This paper discusses the processability of oxidized or degraded ores along with a microscopic method for identifying oxidized ore and its correlation with the NIR spectroscopic technique.
Oil sands processing efficiency is dependent upon many factors, including the quality of the ore. The operating companies have developed correlations between extraction recovery and bitumen and fines content in the ore. These correlations generally fit observed processability, but often ores are encountered with recoveries that fall well outside these simple relationships. These are variously known as bad ores, problem ores, type X ores, or ores with a high misery factor (the misery due to the loss in recovery or to the "difficult to settle" tailings). Detailed characterization can reveal the reasons for such poor processing behaviour and they can sometimes be traced to unusual water chemistries or unusual clay properties. Often, however, changes in bitumen chemistry can be the source of the problem, and this is the focus of the present discussion. Bitumen oxidation and its negative impact on processability has been extensively studied, mostly on stockpiled or stored samples(1–7). Experience at Suncor Energy Inc.'s Steepbank mine has shown that bitumen changes that may have occurred in geological time frames can also be important in determining processability(8–10).

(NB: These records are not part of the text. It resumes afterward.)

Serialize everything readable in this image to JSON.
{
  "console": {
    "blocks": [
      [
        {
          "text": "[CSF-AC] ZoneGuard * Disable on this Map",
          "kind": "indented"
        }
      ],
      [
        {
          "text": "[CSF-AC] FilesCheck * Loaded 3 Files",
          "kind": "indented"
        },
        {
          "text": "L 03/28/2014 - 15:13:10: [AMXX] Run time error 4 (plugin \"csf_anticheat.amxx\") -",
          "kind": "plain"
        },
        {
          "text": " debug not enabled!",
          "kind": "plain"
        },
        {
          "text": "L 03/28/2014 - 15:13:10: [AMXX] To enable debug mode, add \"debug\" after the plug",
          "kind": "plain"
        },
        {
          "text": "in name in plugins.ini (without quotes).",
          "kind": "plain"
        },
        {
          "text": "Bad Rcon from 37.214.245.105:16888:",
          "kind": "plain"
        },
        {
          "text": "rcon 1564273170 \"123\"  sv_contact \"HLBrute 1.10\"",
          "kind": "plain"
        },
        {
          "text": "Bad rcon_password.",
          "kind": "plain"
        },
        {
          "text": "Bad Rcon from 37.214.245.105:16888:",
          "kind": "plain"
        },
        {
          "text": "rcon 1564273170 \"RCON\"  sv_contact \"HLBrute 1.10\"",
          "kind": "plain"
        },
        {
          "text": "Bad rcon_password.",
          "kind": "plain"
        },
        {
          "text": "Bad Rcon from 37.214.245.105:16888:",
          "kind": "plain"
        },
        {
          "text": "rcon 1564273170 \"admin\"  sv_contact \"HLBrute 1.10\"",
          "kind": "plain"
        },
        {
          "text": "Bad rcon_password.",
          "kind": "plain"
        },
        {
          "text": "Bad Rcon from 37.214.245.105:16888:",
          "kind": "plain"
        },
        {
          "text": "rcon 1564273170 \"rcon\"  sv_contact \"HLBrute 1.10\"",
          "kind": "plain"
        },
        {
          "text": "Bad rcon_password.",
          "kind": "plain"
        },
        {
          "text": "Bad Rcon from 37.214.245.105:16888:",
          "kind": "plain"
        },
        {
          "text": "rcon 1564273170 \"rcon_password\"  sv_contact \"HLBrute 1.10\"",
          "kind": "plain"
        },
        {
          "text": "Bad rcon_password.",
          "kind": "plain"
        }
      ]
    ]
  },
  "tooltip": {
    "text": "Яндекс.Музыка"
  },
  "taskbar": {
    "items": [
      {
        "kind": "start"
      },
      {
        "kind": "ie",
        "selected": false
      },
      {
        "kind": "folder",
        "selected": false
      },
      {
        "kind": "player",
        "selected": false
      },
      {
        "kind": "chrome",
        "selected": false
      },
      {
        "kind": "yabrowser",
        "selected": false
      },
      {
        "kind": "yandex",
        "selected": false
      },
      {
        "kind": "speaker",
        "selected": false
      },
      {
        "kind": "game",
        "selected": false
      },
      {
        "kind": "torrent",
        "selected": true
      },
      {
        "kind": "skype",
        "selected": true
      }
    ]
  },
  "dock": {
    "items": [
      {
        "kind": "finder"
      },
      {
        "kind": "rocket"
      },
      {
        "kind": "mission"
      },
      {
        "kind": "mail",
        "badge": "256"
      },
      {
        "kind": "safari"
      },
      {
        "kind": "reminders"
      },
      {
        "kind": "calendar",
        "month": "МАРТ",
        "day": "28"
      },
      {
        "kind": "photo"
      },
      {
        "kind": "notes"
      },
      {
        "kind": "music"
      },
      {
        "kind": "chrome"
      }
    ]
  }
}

During the commissioning of the Suncor Energy Inc. Steepbank mine, areas of ore were identified that created processing difficulties, in particular high froth densities. The high froth densities resulted in problems in downstream facilities where high solids content in the froth resulted in overloading of the froth treatment centrifuges. These effects were quickly identified with certain areas of the mine and a sampling program was undertaken to identify the causes of the poor processability. The ores linked to the poor processability were generally high-grade ores containing in excess of 12% w/w bitumen (occasionally >14% w/w) with low fines content, that do not fit the normal profile for poorly processing ores. Cryogenic sampling of the froths in the commercialscale separation cell was carried out in order to help identify the cause of the high froth densities. Macroscopic observation of the froths from the problem ores included very large bubble sizes and sometimes a distinct reddish froth colour(9,12).